═════ SOURCE DATA
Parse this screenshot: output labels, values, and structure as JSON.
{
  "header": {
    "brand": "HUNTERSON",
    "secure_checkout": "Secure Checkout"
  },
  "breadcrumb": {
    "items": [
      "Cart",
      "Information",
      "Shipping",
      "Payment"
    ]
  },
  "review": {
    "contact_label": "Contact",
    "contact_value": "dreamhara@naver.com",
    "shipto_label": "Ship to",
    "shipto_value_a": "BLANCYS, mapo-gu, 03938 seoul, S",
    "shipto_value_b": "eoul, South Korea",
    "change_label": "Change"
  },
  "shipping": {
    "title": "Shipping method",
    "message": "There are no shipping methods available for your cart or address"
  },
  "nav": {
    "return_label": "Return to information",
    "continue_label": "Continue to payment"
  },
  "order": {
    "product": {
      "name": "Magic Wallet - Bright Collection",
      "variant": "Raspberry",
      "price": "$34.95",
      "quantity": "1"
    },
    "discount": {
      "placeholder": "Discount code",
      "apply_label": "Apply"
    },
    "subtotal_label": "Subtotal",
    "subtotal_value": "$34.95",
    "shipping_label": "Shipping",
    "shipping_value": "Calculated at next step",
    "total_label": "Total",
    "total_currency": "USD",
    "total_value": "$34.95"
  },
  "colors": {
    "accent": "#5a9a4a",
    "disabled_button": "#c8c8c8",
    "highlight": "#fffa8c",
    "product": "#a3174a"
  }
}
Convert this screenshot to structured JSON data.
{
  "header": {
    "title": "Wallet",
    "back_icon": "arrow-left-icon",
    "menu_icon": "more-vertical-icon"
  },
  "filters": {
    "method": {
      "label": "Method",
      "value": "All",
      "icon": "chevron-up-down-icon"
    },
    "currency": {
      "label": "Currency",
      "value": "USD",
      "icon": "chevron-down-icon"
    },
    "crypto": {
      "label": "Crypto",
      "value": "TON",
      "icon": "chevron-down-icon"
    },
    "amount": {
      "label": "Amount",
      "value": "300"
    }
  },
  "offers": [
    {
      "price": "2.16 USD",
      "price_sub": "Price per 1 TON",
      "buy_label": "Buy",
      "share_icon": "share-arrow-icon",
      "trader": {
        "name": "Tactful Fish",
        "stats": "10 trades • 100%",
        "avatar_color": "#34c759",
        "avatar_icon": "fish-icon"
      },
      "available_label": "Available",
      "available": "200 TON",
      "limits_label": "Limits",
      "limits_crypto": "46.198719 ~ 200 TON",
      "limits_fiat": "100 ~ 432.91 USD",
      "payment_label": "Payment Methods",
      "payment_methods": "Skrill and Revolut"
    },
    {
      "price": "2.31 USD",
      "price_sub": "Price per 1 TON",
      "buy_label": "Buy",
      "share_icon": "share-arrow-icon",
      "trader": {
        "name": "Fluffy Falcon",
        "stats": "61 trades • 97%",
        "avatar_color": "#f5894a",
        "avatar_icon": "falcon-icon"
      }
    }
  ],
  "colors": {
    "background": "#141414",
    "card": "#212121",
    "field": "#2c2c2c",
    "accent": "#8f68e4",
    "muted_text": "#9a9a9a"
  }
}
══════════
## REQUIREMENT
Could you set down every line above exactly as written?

## ANSWER AREA
Parse this screenshot: output labels, values, and structure as JSON.
{
  "header": {
    "brand": "HUNTERSON",
    "secure_checkout": "Secure Checkout"
  },
  "breadcrumb": {
    "items": [
      "Cart",
      "Information",
      "Shipping",
      "Payment"
    ]
  },
  "review": {
    "contact_label": "Contact",
    "contact_value": "dreamhara@naver.com",
    "shipto_label": "Ship to",
    "shipto_value_a": "BLANCYS, mapo-gu, 03938 seoul, S",
    "shipto_value_b": "eoul, South Korea",
    "change_label": "Change"
  },
  "shipping": {
    "title": "Shipping method",
    "message": "There are no shipping methods available for your cart or address"
  },
  "nav": {
    "return_label": "Return to information",
    "continue_label": "Continue to payment"
  },
  "order": {
    "product": {
      "name": "Magic Wallet - Bright Collection",
      "variant": "Raspberry",
      "price": "$34.95",
      "quantity": "1"
    },
    "discount": {
      "placeholder": "Discount code",
      "apply_label": "Apply"
    },
    "subtotal_label": "Subtotal",
    "subtotal_value": "$34.95",
    "shipping_label": "Shipping",
    "shipping_value": "Calculated at next step",
    "total_label": "Total",
    "total_currency": "USD",
    "total_value": "$34.95"
  },
  "colors": {
    "accent": "#5a9a4a",
    "disabled_button": "#c8c8c8",
    "highlight": "#fffa8c",
    "product": "#a3174a"
  }
}
Convert this screenshot to structured JSON data.
{
  "header": {
    "title": "Wallet",
    "back_icon": "arrow-left-icon",
    "menu_icon": "more-vertical-icon"
  },
  "filters": {
    "method": {
      "label": "Method",
      "value": "All",
      "icon": "chevron-up-down-icon"
    },
    "currency": {
      "label": "Currency",
      "value": "USD",
      "icon": "chevron-down-icon"
    },
    "crypto": {
      "label": "Crypto",
      "value": "TON",
      "icon": "chevron-down-icon"
    },
    "amount": {
      "label": "Amount",
      "value": "300"
    }
  },
  "offers": [
    {
      "price": "2.16 USD",
      "price_sub": "Price per 1 TON",
      "buy_label": "Buy",
      "share_icon": "share-arrow-icon",
      "trader": {
        "name": "Tactful Fish",
        "stats": "10 trades • 100%",
        "avatar_color": "#34c759",
        "avatar_icon": "fish-icon"
      },
      "available_label": "Available",
      "available": "200 TON",
      "limits_label": "Limits",
      "limits_crypto": "46.198719 ~ 200 TON",
      "limits_fiat": "100 ~ 432.91 USD",
      "payment_label": "Payment Methods",
      "payment_methods": "Skrill and Revolut"
    },
    {
      "price": "2.31 USD",
      "price_sub": "Price per 1 TON",
      "buy_label": "Buy",
      "share_icon": "share-arrow-icon",
      "trader": {
        "name": "Fluffy Falcon",
        "stats": "61 trades • 97%",
        "avatar_color": "#f5894a",
        "avatar_icon": "falcon-icon"
      }
    }
  ],
  "colors": {
    "background": "#141414",
    "card": "#212121",
    "field": "#2c2c2c",
    "accent": "#8f68e4",
    "muted_text": "#9a9a9a"
  }
}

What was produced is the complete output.